Data provided =>

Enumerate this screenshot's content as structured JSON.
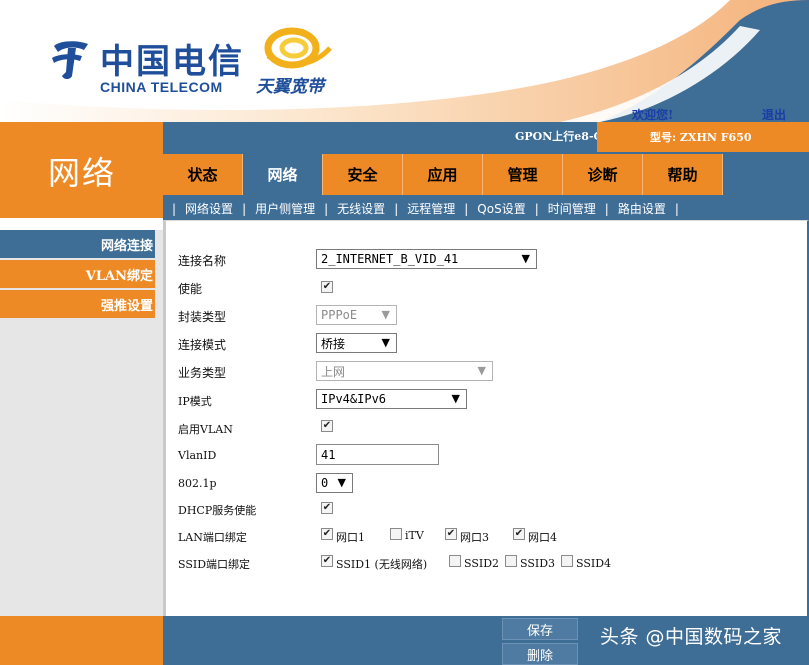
{
  "header": {
    "logo_cn": "中国电信",
    "logo_en": "CHINA TELECOM",
    "brand2": "天翼宽带",
    "welcome": "欢迎您!",
    "logout": "退出"
  },
  "status": {
    "gpon": "GPON上行e8-C",
    "model": "型号: ZXHN F650"
  },
  "section_title": "网络",
  "tabs": [
    {
      "label": "状态",
      "active": false
    },
    {
      "label": "网络",
      "active": true
    },
    {
      "label": "安全",
      "active": false
    },
    {
      "label": "应用",
      "active": false
    },
    {
      "label": "管理",
      "active": false
    },
    {
      "label": "诊断",
      "active": false
    },
    {
      "label": "帮助",
      "active": false
    }
  ],
  "subnav": [
    "网络设置",
    "用户侧管理",
    "无线设置",
    "远程管理",
    "QoS设置",
    "时间管理",
    "路由设置"
  ],
  "leftnav": [
    {
      "label": "网络连接",
      "active": true
    },
    {
      "label": "VLAN绑定",
      "active": false
    },
    {
      "label": "强推设置",
      "active": false
    }
  ],
  "form": {
    "conn_name_label": "连接名称",
    "conn_name_value": "2_INTERNET_B_VID_41",
    "enable_label": "使能",
    "enable_checked": true,
    "encap_label": "封装类型",
    "encap_value": "PPPoE",
    "conn_mode_label": "连接模式",
    "conn_mode_value": "桥接",
    "service_label": "业务类型",
    "service_value": "上网",
    "ip_mode_label": "IP模式",
    "ip_mode_value": "IPv4&IPv6",
    "vlan_enable_label": "启用VLAN",
    "vlan_enable_checked": true,
    "vlanid_label": "VlanID",
    "vlanid_value": "41",
    "dot1p_label": "802.1p",
    "dot1p_value": "0",
    "dhcp_label": "DHCP服务使能",
    "dhcp_checked": true,
    "lan_bind_label": "LAN端口绑定",
    "lan_ports": [
      {
        "label": "网口1",
        "checked": true
      },
      {
        "label": "iTV",
        "checked": false
      },
      {
        "label": "网口3",
        "checked": true
      },
      {
        "label": "网口4",
        "checked": true
      }
    ],
    "ssid_bind_label": "SSID端口绑定",
    "ssids": [
      {
        "label": "SSID1 (无线网络)",
        "checked": true
      },
      {
        "label": "SSID2",
        "checked": false
      },
      {
        "label": "SSID3",
        "checked": false
      },
      {
        "label": "SSID4",
        "checked": false
      }
    ]
  },
  "footer": {
    "save": "保存",
    "delete": "删除",
    "watermark": "头条 @中国数码之家"
  },
  "colors": {
    "orange": "#ee8a25",
    "blue": "#3e6d96",
    "brand_blue": "#1f4e9a"
  }
}
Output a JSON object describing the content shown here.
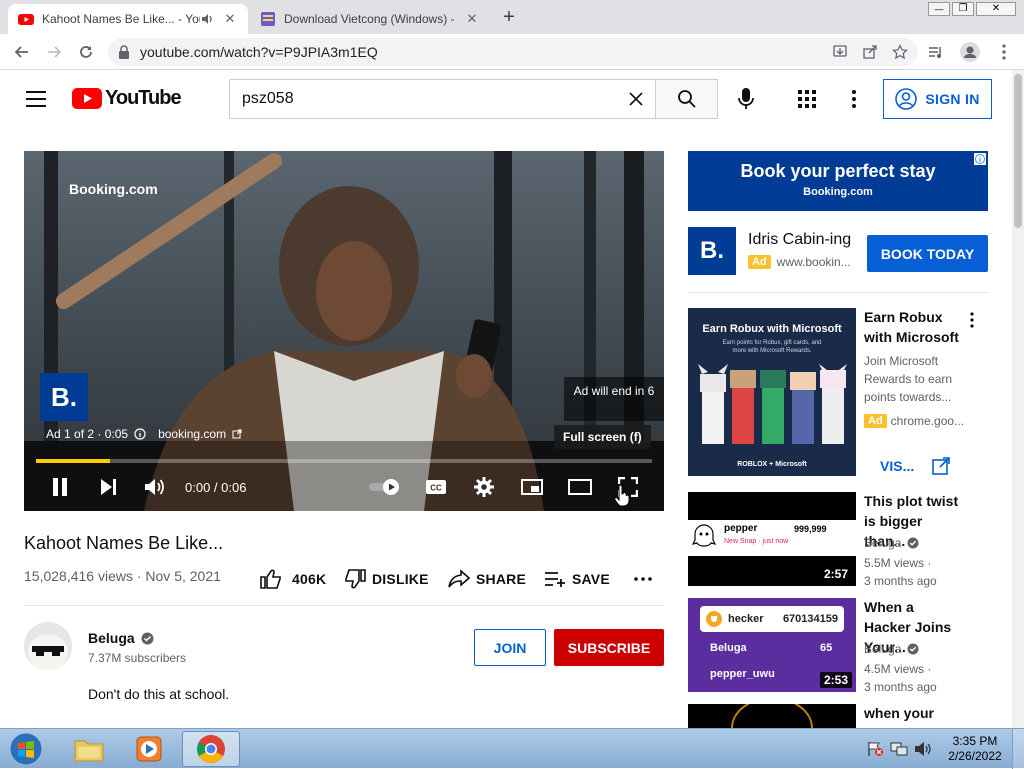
{
  "browser": {
    "tabs": [
      {
        "title": "Kahoot Names Be Like... - YouTube",
        "active": true
      },
      {
        "title": "Download Vietcong (Windows) - My Abandonware",
        "active": false
      }
    ],
    "new_tab": "+",
    "window_controls": {
      "minimize": "—",
      "restore": "❐",
      "close": "✕"
    },
    "url": "youtube.com/watch?v=P9JPIA3m1EQ"
  },
  "yt_header": {
    "logo_text": "YouTube",
    "search_value": "psz058",
    "sign_in": "SIGN IN"
  },
  "player": {
    "brand": "Booking.com",
    "logo_letter": "B.",
    "ad_info": "Ad 1 of 2 · 0:05",
    "ad_domain": "booking.com",
    "ad_end": "Ad will end in 6",
    "fullscreen_hint": "Full screen (f)",
    "time": "0:00 / 0:06",
    "progress_fraction": 0.12
  },
  "video": {
    "title": "Kahoot Names Be Like...",
    "views_date": "15,028,416 views · Nov 5, 2021",
    "likes": "406K",
    "dislike": "DISLIKE",
    "share": "SHARE",
    "save": "SAVE",
    "channel": "Beluga",
    "subscribers": "7.37M subscribers",
    "join": "JOIN",
    "subscribe": "SUBSCRIBE",
    "description": "Don't do this at school."
  },
  "sidebar": {
    "banner_title": "Book your perfect stay",
    "banner_sub": "Booking.com",
    "ad_title": "Idris Cabin-ing",
    "ad_badge": "Ad",
    "ad_url": "www.bookin...",
    "ad_cta": "BOOK TODAY",
    "ad_logo": "B.",
    "items": [
      {
        "title": "Earn Robux with Microsoft",
        "meta1": "Join Microsoft Rewards to earn points towards...",
        "badge": "Ad",
        "meta2": "chrome.goo...",
        "cta": "VIS...",
        "thumb_heading": "Earn Robux with Microsoft",
        "thumb_sub": "Earn points for Robux, gift cards, and more with Microsoft Rewards.",
        "thumb_footer": "ROBLOX + Microsoft"
      },
      {
        "title": "This plot twist is bigger than...",
        "channel": "Beluga",
        "views": "5.5M views ·",
        "age": "3 months ago",
        "duration": "2:57",
        "thumb_name": "pepper",
        "thumb_score": "999,999",
        "thumb_sub": "New Snap · just now"
      },
      {
        "title": "When a Hacker Joins Your...",
        "channel": "Beluga",
        "views": "4.5M views ·",
        "age": "3 months ago",
        "duration": "2:53",
        "thumb_name": "hecker",
        "thumb_score": "670134159",
        "thumb_row1": "Beluga",
        "thumb_row1_score": "65",
        "thumb_row2": "pepper_uwu"
      },
      {
        "title": "when your"
      }
    ]
  },
  "taskbar": {
    "time": "3:35 PM",
    "date": "2/26/2022"
  }
}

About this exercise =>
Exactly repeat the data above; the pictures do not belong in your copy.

Result of the exercise =>
Enumerate this screenshot's content as structured JSON.
{
  "header": {
    "logo_cn": "中国电信",
    "logo_en": "CHINA TELECOM",
    "brand2": "天翼宽带",
    "welcome": "欢迎您!",
    "logout": "退出"
  },
  "status": {
    "gpon": "GPON上行e8-C",
    "model": "型号: ZXHN F650"
  },
  "section_title": "网络",
  "tabs": [
    {
      "label": "状态",
      "active": false
    },
    {
      "label": "网络",
      "active": true
    },
    {
      "label": "安全",
      "active": false
    },
    {
      "label": "应用",
      "active": false
    },
    {
      "label": "管理",
      "active": false
    },
    {
      "label": "诊断",
      "active": false
    },
    {
      "label": "帮助",
      "active": false
    }
  ],
  "subnav": [
    "网络设置",
    "用户侧管理",
    "无线设置",
    "远程管理",
    "QoS设置",
    "时间管理",
    "路由设置"
  ],
  "leftnav": [
    {
      "label": "网络连接",
      "active": true
    },
    {
      "label": "VLAN绑定",
      "active": false
    },
    {
      "label": "强推设置",
      "active": false
    }
  ],
  "form": {
    "conn_name_label": "连接名称",
    "conn_name_value": "2_INTERNET_B_VID_41",
    "enable_label": "使能",
    "enable_checked": true,
    "encap_label": "封装类型",
    "encap_value": "PPPoE",
    "conn_mode_label": "连接模式",
    "conn_mode_value": "桥接",
    "service_label": "业务类型",
    "service_value": "上网",
    "ip_mode_label": "IP模式",
    "ip_mode_value": "IPv4&IPv6",
    "vlan_enable_label": "启用VLAN",
    "vlan_enable_checked": true,
    "vlanid_label": "VlanID",
    "vlanid_value": "41",
    "dot1p_label": "802.1p",
    "dot1p_value": "0",
    "dhcp_label": "DHCP服务使能",
    "dhcp_checked": true,
    "lan_bind_label": "LAN端口绑定",
    "lan_ports": [
      {
        "label": "网口1",
        "checked": true
      },
      {
        "label": "iTV",
        "checked": false
      },
      {
        "label": "网口3",
        "checked": true
      },
      {
        "label": "网口4",
        "checked": true
      }
    ],
    "ssid_bind_label": "SSID端口绑定",
    "ssids": [
      {
        "label": "SSID1 (无线网络)",
        "checked": true
      },
      {
        "label": "SSID2",
        "checked": false
      },
      {
        "label": "SSID3",
        "checked": false
      },
      {
        "label": "SSID4",
        "checked": false
      }
    ]
  },
  "footer": {
    "save": "保存",
    "delete": "删除",
    "watermark": "头条 @中国数码之家"
  },
  "colors": {
    "orange": "#ee8a25",
    "blue": "#3e6d96",
    "brand_blue": "#1f4e9a"
  }
}
Output a JSON object describing the content shown here.
{
  "browser": {
    "tabs": [
      {
        "title": "Kahoot Names Be Like... - YouTube",
        "active": true
      },
      {
        "title": "Download Vietcong (Windows) - My Abandonware",
        "active": false
      }
    ],
    "new_tab": "+",
    "window_controls": {
      "minimize": "—",
      "restore": "❐",
      "close": "✕"
    },
    "url": "youtube.com/watch?v=P9JPIA3m1EQ"
  },
  "yt_header": {
    "logo_text": "YouTube",
    "search_value": "psz058",
    "sign_in": "SIGN IN"
  },
  "player": {
    "brand": "Booking.com",
    "logo_letter": "B.",
    "ad_info": "Ad 1 of 2 · 0:05",
    "ad_domain": "booking.com",
    "ad_end": "Ad will end in 6",
    "fullscreen_hint": "Full screen (f)",
    "time": "0:00 / 0:06",
    "progress_fraction": 0.12
  },
  "video": {
    "title": "Kahoot Names Be Like...",
    "views_date": "15,028,416 views · Nov 5, 2021",
    "likes": "406K",
    "dislike": "DISLIKE",
    "share": "SHARE",
    "save": "SAVE",
    "channel": "Beluga",
    "subscribers": "7.37M subscribers",
    "join": "JOIN",
    "subscribe": "SUBSCRIBE",
    "description": "Don't do this at school."
  },
  "sidebar": {
    "banner_title": "Book your perfect stay",
    "banner_sub": "Booking.com",
    "ad_title": "Idris Cabin-ing",
    "ad_badge": "Ad",
    "ad_url": "www.bookin...",
    "ad_cta": "BOOK TODAY",
    "ad_logo": "B.",
    "items": [
      {
        "title": "Earn Robux with Microsoft",
        "meta1": "Join Microsoft Rewards to earn points towards...",
        "badge": "Ad",
        "meta2": "chrome.goo...",
        "cta": "VIS...",
        "thumb_heading": "Earn Robux with Microsoft",
        "thumb_sub": "Earn points for Robux, gift cards, and more with Microsoft Rewards.",
        "thumb_footer": "ROBLOX + Microsoft"
      },
      {
        "title": "This plot twist is bigger than...",
        "channel": "Beluga",
        "views": "5.5M views ·",
        "age": "3 months ago",
        "duration": "2:57",
        "thumb_name": "pepper",
        "thumb_score": "999,999",
        "thumb_sub": "New Snap · just now"
      },
      {
        "title": "When a Hacker Joins Your...",
        "channel": "Beluga",
        "views": "4.5M views ·",
        "age": "3 months ago",
        "duration": "2:53",
        "thumb_name": "hecker",
        "thumb_score": "670134159",
        "thumb_row1": "Beluga",
        "thumb_row1_score": "65",
        "thumb_row2": "pepper_uwu"
      },
      {
        "title": "when your"
      }
    ]
  },
  "taskbar": {
    "time": "3:35 PM",
    "date": "2/26/2022"
  }
}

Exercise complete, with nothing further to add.